If you make it any larger, you are apt to be disappointed in who comes to set up residence in your new construction. You will likely have everything but birds living in your bird house. You could have squirrels, snakes, and depending on how big you made it, even raccoons coming to live in your new bird house. If you want a specific type of bird to take up residence in your birdhouse, you should do research so you can better accommodate your target bird, and build accordingly. You can do research at your local library, or even online to find the perfect bird house dimensions to suit your type of birds. Although you might not think it, birds can be very picky when choosing a home.
If the bird house entry point is either too large or too small, they will look elsewhere. You may also find while doing your research that different materials are needed for some birds, so keep that in mind as well. Any bird house that you put up should have the proper holes for air circulation and water drainage. Air holes are needed to insure the bird house doesn't get too hot for young birds in the summer.
Drainage holes are a must to prevent fledglings from drowning in water which may have pooled in the bottom of the bird house after rainfalls. To really enjoy and care for your new tenants, the bird houses you make should be made for easy access for cleaning and maintenance purposes. Hinged bottoms or sides serve this purpose well. You will need to make certain your bird houses stay clean and free from unwanted guests, such as bees or other small animals. To ensure the safety of your birds, each bird house should be constructed of a non-toxic material. In most cases, untreated, unpainted wood works best.
Your construction should be solid to provide protection from harsh weather and temperature changes. Again, it is best to do your research before you build any bird houses, and build for the specific type of birds you wish to attract. You don't need to add a perch to the outside of your bird house, as you will only be inviting predators to come visit. The single act of attaching a perch could possibly cause you to lose your birds to predators.

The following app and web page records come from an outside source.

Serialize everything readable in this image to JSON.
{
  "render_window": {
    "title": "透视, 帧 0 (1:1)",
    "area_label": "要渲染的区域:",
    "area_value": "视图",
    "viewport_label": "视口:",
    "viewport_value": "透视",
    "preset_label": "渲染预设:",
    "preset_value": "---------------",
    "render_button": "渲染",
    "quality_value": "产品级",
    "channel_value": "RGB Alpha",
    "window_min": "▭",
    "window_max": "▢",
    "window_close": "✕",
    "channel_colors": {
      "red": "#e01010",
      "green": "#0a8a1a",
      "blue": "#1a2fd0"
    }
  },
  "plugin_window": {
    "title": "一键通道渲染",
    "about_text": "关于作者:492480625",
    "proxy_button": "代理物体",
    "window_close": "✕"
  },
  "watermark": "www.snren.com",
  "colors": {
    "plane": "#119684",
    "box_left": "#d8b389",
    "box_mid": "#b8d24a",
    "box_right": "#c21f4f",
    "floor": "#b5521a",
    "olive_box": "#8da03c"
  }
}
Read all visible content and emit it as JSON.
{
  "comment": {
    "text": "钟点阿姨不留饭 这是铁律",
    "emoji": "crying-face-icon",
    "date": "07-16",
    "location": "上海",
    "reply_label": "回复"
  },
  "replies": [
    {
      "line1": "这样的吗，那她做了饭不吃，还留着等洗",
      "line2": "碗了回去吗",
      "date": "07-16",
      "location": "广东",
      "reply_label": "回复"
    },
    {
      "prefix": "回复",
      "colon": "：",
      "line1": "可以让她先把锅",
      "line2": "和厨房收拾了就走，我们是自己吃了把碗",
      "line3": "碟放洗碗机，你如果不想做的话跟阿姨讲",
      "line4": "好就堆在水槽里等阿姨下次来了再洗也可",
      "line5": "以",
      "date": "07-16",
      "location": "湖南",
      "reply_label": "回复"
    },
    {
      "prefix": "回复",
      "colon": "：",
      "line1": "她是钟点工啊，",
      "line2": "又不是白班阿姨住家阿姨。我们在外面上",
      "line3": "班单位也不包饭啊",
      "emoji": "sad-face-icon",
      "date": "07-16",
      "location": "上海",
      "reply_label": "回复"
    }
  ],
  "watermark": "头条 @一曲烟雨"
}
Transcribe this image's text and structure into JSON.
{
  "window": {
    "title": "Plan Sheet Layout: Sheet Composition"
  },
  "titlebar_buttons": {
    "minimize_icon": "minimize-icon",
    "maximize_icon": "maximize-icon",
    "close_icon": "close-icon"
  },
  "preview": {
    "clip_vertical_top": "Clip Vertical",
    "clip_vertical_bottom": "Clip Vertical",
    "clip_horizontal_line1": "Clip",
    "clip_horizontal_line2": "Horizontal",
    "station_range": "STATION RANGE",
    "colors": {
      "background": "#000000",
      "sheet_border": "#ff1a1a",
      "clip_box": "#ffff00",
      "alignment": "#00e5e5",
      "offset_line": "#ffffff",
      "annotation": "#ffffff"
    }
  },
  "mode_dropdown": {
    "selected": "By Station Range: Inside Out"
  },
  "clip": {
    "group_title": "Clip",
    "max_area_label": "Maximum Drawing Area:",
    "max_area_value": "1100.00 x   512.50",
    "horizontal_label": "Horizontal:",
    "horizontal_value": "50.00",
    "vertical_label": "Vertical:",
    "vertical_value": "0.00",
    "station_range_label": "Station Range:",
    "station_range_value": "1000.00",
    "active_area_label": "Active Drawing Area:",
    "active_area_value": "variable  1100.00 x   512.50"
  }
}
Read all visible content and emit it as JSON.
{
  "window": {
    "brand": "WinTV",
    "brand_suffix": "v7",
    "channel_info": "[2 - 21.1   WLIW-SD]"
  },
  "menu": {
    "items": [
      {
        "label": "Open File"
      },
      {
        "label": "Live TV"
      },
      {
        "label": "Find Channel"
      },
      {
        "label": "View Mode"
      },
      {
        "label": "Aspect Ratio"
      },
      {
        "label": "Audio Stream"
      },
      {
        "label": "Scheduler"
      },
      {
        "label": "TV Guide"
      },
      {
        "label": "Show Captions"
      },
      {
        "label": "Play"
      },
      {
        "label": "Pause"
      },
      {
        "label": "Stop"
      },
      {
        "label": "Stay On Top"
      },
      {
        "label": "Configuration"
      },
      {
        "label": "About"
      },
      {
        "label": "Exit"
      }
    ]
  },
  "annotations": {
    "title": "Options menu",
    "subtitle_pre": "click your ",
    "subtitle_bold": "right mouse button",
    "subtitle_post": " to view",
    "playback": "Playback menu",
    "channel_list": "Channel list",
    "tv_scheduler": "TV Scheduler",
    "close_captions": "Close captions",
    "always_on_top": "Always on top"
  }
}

Birds don't actually need or use bird house perches, but would rather land on the opening instead. Perches provide an easy way for squirrels, raccoons and other critters to reach in and pester your baby birds, and some may have them for lunch. There is no set time that you should put up your birdhouse, anytime that you are ready is fine. Birds are typically looking for a place to make their nests towards the end of winter and beginning of spring, but you can attract birds all throughout the year. It's a good idea to place your bird house so that it's facing away from the wind, and make certain if it isn't hanging in a tree, that it is close to one. If you don't get any birds within the first few months of putting up your house, you may want to consider trying it in a different location.
If you decide you would rather purchase your birdhouse than build your own, keep in mind that just because it is on the market, not every bird house may be safe for birds. Make certain they are made of bird safe materials and are constructed properly. Soon you should have an entire neighborhood of birds to enjoy!.
John Taylor is a part time carpenter and a very keen bird watcher. You can find out lots more about bird houses at: http://www.birdhousessale.com